Google posed this question recently, and it got me thinking about the intersection of big data and artificial intelligence. I have written a lot about both. Artificial intelligence has so many possibilities. In fact, I cannot think of any technological challenges where AI is not of benefit. In addition, there is little confusion or misunderstanding about what AI can do and where. However, big data is a horse of a different color, so to speak. While big data itself is fairly well understood regarding what it can do, unlike AI, it is somewhat ambiguous as to how to apply it and where.
Both AI and big data are on a fast evolutionary path. By themselves, they are impressive, but there has been little cross-pollination between the technologies thus far. That is a rather disappointing condition since the two technologies are so mutually complementary.
But it looks like that is changing and Google (of course) is at the head of the pack. They are looking to marry up AI and big data to gain some real meaningful perspective on a number of things.
There are several challenges with big data. I have discussed those in past missives and articles but essentially the issue is getting meaningful data from piles of raw data. There are lots of theories, but few working models. In addition, those that are working are a hybrid of current analysis apps with a few new approaches. However, not much in algorithmically-native big data platforms, as of yet.
The traditional algorithms that data scientists use do not port or scale well to big data so the development path has followed the creation of new algorithms and how to apply them to new data sets. That is where AI comes in.
Therefore, Google has started looking at this and they hit the nail right on the head with its idea of trying to understand big data by applying AI. Not that this is a new idea. It is advancements in AI that can apply these new and complex algorithms and spit the analysis out with much better metrics for further analysis. This may just be the missing link between acquiring and analyzing big data and being able to digest it.

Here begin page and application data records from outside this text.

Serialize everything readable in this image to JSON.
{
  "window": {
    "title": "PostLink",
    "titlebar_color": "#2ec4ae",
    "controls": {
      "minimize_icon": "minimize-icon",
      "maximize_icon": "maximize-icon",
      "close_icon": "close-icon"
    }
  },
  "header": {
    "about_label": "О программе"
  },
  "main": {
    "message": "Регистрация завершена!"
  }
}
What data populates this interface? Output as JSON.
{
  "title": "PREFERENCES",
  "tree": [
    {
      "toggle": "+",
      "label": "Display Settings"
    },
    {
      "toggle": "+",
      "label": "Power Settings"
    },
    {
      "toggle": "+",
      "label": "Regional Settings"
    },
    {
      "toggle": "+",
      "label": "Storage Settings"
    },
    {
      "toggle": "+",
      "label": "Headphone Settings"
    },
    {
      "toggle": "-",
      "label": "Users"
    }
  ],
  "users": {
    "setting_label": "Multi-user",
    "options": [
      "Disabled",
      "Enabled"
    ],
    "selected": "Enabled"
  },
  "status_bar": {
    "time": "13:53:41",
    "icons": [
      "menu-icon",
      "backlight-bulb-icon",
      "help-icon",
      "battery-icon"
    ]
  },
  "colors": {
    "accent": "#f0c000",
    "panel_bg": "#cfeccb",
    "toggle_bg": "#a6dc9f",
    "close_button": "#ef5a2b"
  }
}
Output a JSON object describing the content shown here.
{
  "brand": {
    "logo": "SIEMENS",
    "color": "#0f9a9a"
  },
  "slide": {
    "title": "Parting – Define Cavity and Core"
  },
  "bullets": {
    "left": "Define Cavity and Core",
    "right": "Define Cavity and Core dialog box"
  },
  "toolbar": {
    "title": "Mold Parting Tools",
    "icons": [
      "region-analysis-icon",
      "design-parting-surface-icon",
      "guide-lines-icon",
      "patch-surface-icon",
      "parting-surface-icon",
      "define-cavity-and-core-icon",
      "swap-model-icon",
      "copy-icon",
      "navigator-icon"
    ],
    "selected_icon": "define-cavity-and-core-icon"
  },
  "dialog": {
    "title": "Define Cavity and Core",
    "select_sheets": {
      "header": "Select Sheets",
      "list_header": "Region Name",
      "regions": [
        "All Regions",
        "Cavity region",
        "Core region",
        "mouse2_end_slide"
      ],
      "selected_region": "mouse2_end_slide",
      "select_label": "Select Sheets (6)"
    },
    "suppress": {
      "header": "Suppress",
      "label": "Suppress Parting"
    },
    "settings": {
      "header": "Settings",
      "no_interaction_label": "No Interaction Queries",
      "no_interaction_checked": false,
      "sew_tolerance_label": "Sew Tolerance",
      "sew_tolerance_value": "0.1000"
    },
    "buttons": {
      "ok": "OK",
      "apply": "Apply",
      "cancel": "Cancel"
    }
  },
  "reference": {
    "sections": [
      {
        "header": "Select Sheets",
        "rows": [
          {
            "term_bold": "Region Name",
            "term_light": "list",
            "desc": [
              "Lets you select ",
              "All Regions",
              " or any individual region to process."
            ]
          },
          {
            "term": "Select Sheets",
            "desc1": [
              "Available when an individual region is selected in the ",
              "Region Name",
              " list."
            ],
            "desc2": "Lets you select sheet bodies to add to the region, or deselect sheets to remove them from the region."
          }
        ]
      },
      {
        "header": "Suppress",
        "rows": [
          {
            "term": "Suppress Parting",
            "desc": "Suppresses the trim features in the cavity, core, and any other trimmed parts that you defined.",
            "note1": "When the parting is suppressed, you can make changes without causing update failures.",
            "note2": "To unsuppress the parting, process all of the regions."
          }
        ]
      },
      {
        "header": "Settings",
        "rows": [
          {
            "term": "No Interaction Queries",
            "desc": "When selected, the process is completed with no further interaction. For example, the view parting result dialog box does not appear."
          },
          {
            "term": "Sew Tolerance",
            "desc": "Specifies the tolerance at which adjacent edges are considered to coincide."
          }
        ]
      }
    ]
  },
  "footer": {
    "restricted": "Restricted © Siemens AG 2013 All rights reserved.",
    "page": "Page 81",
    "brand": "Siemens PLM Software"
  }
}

The truth is that big data has been over hyped. Not what it can do, but when and how. It just has not been able to deliver what it is capable of, and for the reasons above. The application of AI may be the springboard that will get big data to deliver what it is promising.
Google seems to be sensing that. Because of the huge volumes, big data requires fast processing. That, in itself is not difficult. What is difficult is making some sense of what has been “fast processed.” Google seems to think AI is the solution to that.
To wit, self-driving cars. This platform is the epitome of the need for lots of data, processed fast with accurate results. Where AI comes into play here is its ability to cut through the clutter and recognize what is important – that is big – especially here, when one thinks about it. AI can do in moments what humans can do in hours, days, even weeks – and much more accurately. That is a must in self-driving cars. In the end, Google wants AI to remove much of the complexity of data analysis and bring it down to a human-manageable level. Now humans can address the real issues and leave the minutia to the machines.
Google just may have something here.
Ernest Worthman is the Executive Editor/Applied Wireless Technology. His 20-plus years of editorial experience includes being the Editorial Director of Wireless Design and Development and Fiber Optic Technology, the Editor of RF Design, the Technical Editor of Communications Magazine, Cellular Business, Global Communications and a Contributing Technical Editor to Mobile Radio Technology, Satellite Communications, as well as computer-related periodicals such as Windows NT. His technical writing practice client list includes RF Industries, GLOBALFOUNDRIES, Agilent Technologies, Advanced Linear Devices, Ceitec, SA, and others. Before becoming exclusive to publishing, he was a computer consultant and regularly taught courses and seminars in applications software, hardware technology, operating systems, and electronics. Ernest’s client list has included Lucent Technologies, Jones Intercable, Qwest, City and County of Denver, TCI, Sandia National Labs, Goldman Sachs, and other businesses. His credentials include a BS, Electronic Engineering Technology; A.A.S, Electronic Digital Technology. He has held a Colorado Post-Secondary/Adult teaching credential, member of IBM’s Software Developers Assistance Program and Independent Vendor League, a Microsoft Solutions Provider Partner, and a life member of the IEEE. He has been certified as an IBM Certified OS2 consultant and trainer; WordPerfect Corporation Developer/Consultant and Lotus Development Corporation Developer/Consultant. He was also a first-class FCC technician in the early days of radio. Ernest Worthman may be contacted at: firstname.lastname@example.org.